Records for this task
::::::::

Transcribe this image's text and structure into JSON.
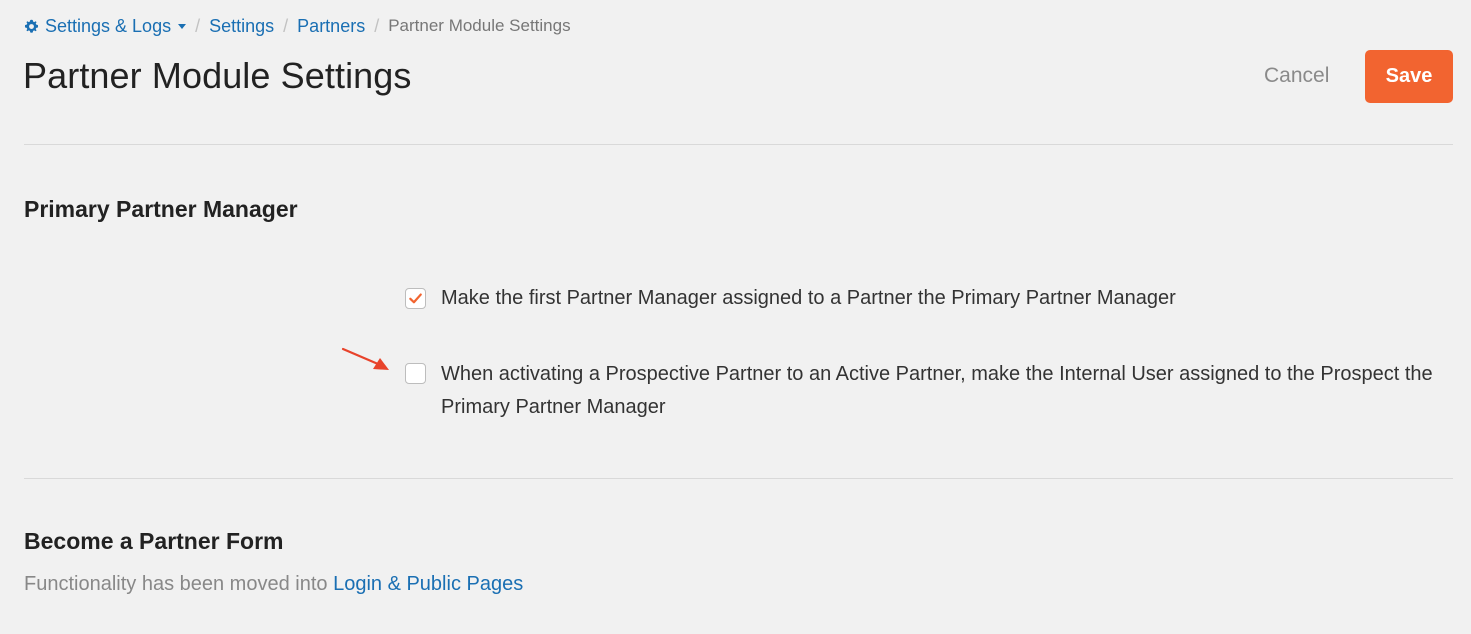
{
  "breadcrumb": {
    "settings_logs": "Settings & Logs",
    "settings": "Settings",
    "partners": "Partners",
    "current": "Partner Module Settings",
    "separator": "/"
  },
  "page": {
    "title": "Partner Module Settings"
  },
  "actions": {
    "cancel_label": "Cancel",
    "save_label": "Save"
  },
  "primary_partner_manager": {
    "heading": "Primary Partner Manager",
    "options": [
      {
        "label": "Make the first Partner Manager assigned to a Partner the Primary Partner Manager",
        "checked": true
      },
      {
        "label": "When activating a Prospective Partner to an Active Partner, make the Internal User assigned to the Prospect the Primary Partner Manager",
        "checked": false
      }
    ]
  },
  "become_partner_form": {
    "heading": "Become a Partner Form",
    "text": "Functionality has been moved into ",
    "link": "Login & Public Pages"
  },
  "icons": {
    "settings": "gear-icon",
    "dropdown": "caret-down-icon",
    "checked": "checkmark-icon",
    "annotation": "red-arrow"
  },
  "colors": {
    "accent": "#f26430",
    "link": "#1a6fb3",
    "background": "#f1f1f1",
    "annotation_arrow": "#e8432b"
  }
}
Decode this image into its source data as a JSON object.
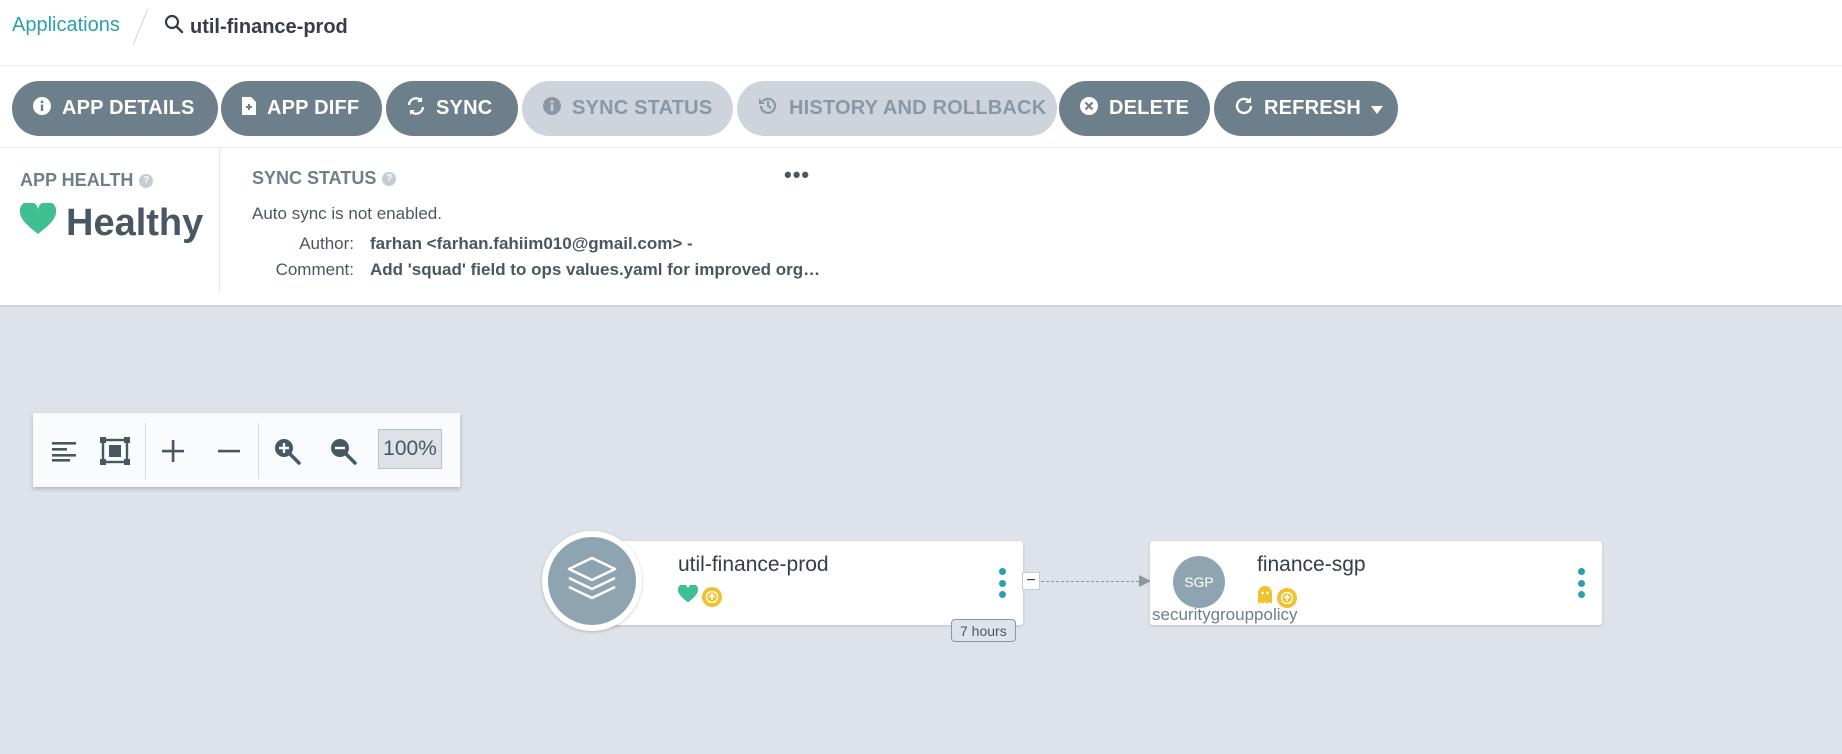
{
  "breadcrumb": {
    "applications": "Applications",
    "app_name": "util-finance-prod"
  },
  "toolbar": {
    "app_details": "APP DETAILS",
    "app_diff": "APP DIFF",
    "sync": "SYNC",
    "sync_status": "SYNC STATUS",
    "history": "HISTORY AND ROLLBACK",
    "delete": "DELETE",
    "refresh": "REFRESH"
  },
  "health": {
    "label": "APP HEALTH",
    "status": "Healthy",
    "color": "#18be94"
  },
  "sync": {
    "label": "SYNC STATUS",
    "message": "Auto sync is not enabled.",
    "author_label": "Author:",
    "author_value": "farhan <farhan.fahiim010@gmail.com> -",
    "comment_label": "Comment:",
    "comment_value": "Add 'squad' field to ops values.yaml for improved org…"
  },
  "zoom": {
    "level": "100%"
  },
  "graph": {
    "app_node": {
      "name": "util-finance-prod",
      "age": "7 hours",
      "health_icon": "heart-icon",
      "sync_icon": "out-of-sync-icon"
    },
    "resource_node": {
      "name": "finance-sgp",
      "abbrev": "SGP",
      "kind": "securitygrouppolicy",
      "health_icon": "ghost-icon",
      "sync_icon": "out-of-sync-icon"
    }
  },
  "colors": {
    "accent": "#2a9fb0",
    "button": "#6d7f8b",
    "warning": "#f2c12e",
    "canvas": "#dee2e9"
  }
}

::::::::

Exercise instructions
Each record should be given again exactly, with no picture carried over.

Response
Transcribe this image's text and structure into JSON.
{
  "breadcrumb": {
    "settings_logs": "Settings & Logs",
    "settings": "Settings",
    "partners": "Partners",
    "current": "Partner Module Settings",
    "separator": "/"
  },
  "page": {
    "title": "Partner Module Settings"
  },
  "actions": {
    "cancel_label": "Cancel",
    "save_label": "Save"
  },
  "primary_partner_manager": {
    "heading": "Primary Partner Manager",
    "options": [
      {
        "label": "Make the first Partner Manager assigned to a Partner the Primary Partner Manager",
        "checked": true
      },
      {
        "label": "When activating a Prospective Partner to an Active Partner, make the Internal User assigned to the Prospect the Primary Partner Manager",
        "checked": false
      }
    ]
  },
  "become_partner_form": {
    "heading": "Become a Partner Form",
    "text": "Functionality has been moved into ",
    "link": "Login & Public Pages"
  },
  "icons": {
    "settings": "gear-icon",
    "dropdown": "caret-down-icon",
    "checked": "checkmark-icon",
    "annotation": "red-arrow"
  },
  "colors": {
    "accent": "#f26430",
    "link": "#1a6fb3",
    "background": "#f1f1f1",
    "annotation_arrow": "#e8432b"
  }
}
Decode this image into its source data as a JSON object.
{
  "breadcrumb": {
    "applications": "Applications",
    "app_name": "util-finance-prod"
  },
  "toolbar": {
    "app_details": "APP DETAILS",
    "app_diff": "APP DIFF",
    "sync": "SYNC",
    "sync_status": "SYNC STATUS",
    "history": "HISTORY AND ROLLBACK",
    "delete": "DELETE",
    "refresh": "REFRESH"
  },
  "health": {
    "label": "APP HEALTH",
    "status": "Healthy",
    "color": "#18be94"
  },
  "sync": {
    "label": "SYNC STATUS",
    "message": "Auto sync is not enabled.",
    "author_label": "Author:",
    "author_value": "farhan <farhan.fahiim010@gmail.com> -",
    "comment_label": "Comment:",
    "comment_value": "Add 'squad' field to ops values.yaml for improved org…"
  },
  "zoom": {
    "level": "100%"
  },
  "graph": {
    "app_node": {
      "name": "util-finance-prod",
      "age": "7 hours",
      "health_icon": "heart-icon",
      "sync_icon": "out-of-sync-icon"
    },
    "resource_node": {
      "name": "finance-sgp",
      "abbrev": "SGP",
      "kind": "securitygrouppolicy",
      "health_icon": "ghost-icon",
      "sync_icon": "out-of-sync-icon"
    }
  },
  "colors": {
    "accent": "#2a9fb0",
    "button": "#6d7f8b",
    "warning": "#f2c12e",
    "canvas": "#dee2e9"
  }
}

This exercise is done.